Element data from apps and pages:
*** Block opens ***
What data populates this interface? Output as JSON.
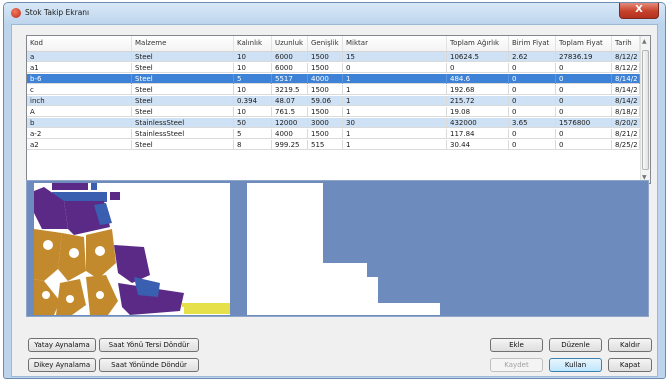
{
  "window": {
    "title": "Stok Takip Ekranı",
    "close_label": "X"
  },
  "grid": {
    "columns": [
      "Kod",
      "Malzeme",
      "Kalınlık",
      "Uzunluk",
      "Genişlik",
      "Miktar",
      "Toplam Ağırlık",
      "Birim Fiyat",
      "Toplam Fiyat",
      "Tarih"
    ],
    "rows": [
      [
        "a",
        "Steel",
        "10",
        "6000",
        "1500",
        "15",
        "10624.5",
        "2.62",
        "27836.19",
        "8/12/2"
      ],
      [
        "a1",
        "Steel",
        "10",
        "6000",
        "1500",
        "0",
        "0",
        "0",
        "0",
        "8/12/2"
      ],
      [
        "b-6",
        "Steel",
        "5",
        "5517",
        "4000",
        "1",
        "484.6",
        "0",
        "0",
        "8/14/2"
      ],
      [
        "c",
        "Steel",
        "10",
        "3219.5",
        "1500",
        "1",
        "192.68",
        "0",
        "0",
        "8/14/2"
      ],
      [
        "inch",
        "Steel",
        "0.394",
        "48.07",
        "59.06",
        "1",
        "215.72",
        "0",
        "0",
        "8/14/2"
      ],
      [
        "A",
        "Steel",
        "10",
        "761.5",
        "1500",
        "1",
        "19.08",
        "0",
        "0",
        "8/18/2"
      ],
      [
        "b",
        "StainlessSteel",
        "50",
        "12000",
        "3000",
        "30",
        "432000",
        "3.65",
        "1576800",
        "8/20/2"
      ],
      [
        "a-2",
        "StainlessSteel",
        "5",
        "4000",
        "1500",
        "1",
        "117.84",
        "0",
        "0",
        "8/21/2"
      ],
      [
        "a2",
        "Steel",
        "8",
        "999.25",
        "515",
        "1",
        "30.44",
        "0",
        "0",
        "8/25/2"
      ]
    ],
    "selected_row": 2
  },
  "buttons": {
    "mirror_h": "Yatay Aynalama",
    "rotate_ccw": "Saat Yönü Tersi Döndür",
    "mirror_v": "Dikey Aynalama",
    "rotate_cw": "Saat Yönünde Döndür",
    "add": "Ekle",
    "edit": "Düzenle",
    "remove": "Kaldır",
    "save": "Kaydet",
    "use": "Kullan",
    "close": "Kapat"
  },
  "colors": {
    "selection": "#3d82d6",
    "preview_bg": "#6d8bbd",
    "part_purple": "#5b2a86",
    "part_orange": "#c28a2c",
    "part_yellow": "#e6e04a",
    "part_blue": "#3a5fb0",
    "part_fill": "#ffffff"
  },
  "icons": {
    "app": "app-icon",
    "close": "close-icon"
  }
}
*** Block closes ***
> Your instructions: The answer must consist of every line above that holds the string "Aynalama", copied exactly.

> Response to this task:
    "mirror_h": "Yatay Aynalama",
    "mirror_v": "Dikey Aynalama",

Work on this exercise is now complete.